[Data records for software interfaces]
---+---

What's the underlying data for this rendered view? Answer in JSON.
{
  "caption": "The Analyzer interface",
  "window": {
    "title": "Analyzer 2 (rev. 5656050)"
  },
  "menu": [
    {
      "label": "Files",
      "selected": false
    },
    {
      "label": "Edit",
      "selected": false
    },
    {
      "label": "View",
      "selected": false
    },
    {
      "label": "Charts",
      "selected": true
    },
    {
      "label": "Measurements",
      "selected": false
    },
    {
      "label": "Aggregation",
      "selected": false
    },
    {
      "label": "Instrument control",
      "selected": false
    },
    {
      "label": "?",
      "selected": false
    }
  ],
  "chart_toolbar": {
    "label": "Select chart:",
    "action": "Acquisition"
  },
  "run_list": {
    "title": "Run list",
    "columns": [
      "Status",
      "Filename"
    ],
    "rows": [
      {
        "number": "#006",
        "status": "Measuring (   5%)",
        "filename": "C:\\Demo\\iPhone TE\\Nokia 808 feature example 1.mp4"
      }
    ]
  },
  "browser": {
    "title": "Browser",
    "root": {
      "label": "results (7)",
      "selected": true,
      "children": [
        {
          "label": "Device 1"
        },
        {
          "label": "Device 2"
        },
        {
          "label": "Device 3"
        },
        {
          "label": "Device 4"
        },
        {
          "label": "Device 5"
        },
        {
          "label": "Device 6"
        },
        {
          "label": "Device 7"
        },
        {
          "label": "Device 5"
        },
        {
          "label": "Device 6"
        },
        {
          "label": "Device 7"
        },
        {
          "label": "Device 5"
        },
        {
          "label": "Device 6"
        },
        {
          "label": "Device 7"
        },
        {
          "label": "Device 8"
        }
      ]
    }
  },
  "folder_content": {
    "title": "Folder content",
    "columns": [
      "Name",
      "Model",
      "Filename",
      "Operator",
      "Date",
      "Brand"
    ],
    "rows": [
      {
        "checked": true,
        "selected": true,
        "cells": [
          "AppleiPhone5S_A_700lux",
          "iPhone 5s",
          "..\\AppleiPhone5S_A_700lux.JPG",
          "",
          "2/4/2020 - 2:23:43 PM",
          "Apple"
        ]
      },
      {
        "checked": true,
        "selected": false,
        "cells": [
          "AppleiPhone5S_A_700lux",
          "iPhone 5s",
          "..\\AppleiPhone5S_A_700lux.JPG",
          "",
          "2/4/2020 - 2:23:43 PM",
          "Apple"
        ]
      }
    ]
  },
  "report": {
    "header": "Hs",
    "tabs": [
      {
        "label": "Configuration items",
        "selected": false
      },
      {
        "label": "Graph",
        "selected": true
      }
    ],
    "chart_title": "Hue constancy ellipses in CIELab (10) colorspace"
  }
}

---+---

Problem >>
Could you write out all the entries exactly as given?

Reply >>
What's the underlying data for this rendered view? Answer in JSON.
{
  "caption": "The Analyzer interface",
  "window": {
    "title": "Analyzer 2 (rev. 5656050)"
  },
  "menu": [
    {
      "label": "Files",
      "selected": false
    },
    {
      "label": "Edit",
      "selected": false
    },
    {
      "label": "View",
      "selected": false
    },
    {
      "label": "Charts",
      "selected": true
    },
    {
      "label": "Measurements",
      "selected": false
    },
    {
      "label": "Aggregation",
      "selected": false
    },
    {
      "label": "Instrument control",
      "selected": false
    },
    {
      "label": "?",
      "selected": false
    }
  ],
  "chart_toolbar": {
    "label": "Select chart:",
    "action": "Acquisition"
  },
  "run_list": {
    "title": "Run list",
    "columns": [
      "Status",
      "Filename"
    ],
    "rows": [
      {
        "number": "#006",
        "status": "Measuring (   5%)",
        "filename": "C:\\Demo\\iPhone TE\\Nokia 808 feature example 1.mp4"
      }
    ]
  },
  "browser": {
    "title": "Browser",
    "root": {
      "label": "results (7)",
      "selected": true,
      "children": [
        {
          "label": "Device 1"
        },
        {
          "label": "Device 2"
        },
        {
          "label": "Device 3"
        },
        {
          "label": "Device 4"
        },
        {
          "label": "Device 5"
        },
        {
          "label": "Device 6"
        },
        {
          "label": "Device 7"
        },
        {
          "label": "Device 5"
        },
        {
          "label": "Device 6"
        },
        {
          "label": "Device 7"
        },
        {
          "label": "Device 5"
        },
        {
          "label": "Device 6"
        },
        {
          "label": "Device 7"
        },
        {
          "label": "Device 8"
        }
      ]
    }
  },
  "folder_content": {
    "title": "Folder content",
    "columns": [
      "Name",
      "Model",
      "Filename",
      "Operator",
      "Date",
      "Brand"
    ],
    "rows": [
      {
        "checked": true,
        "selected": true,
        "cells": [
          "AppleiPhone5S_A_700lux",
          "iPhone 5s",
          "..\\AppleiPhone5S_A_700lux.JPG",
          "",
          "2/4/2020 - 2:23:43 PM",
          "Apple"
        ]
      },
      {
        "checked": true,
        "selected": false,
        "cells": [
          "AppleiPhone5S_A_700lux",
          "iPhone 5s",
          "..\\AppleiPhone5S_A_700lux.JPG",
          "",
          "2/4/2020 - 2:23:43 PM",
          "Apple"
        ]
      }
    ]
  },
  "report": {
    "header": "Hs",
    "tabs": [
      {
        "label": "Configuration items",
        "selected": false
      },
      {
        "label": "Graph",
        "selected": true
      }
    ],
    "chart_title": "Hue constancy ellipses in CIELab (10) colorspace"
  }
}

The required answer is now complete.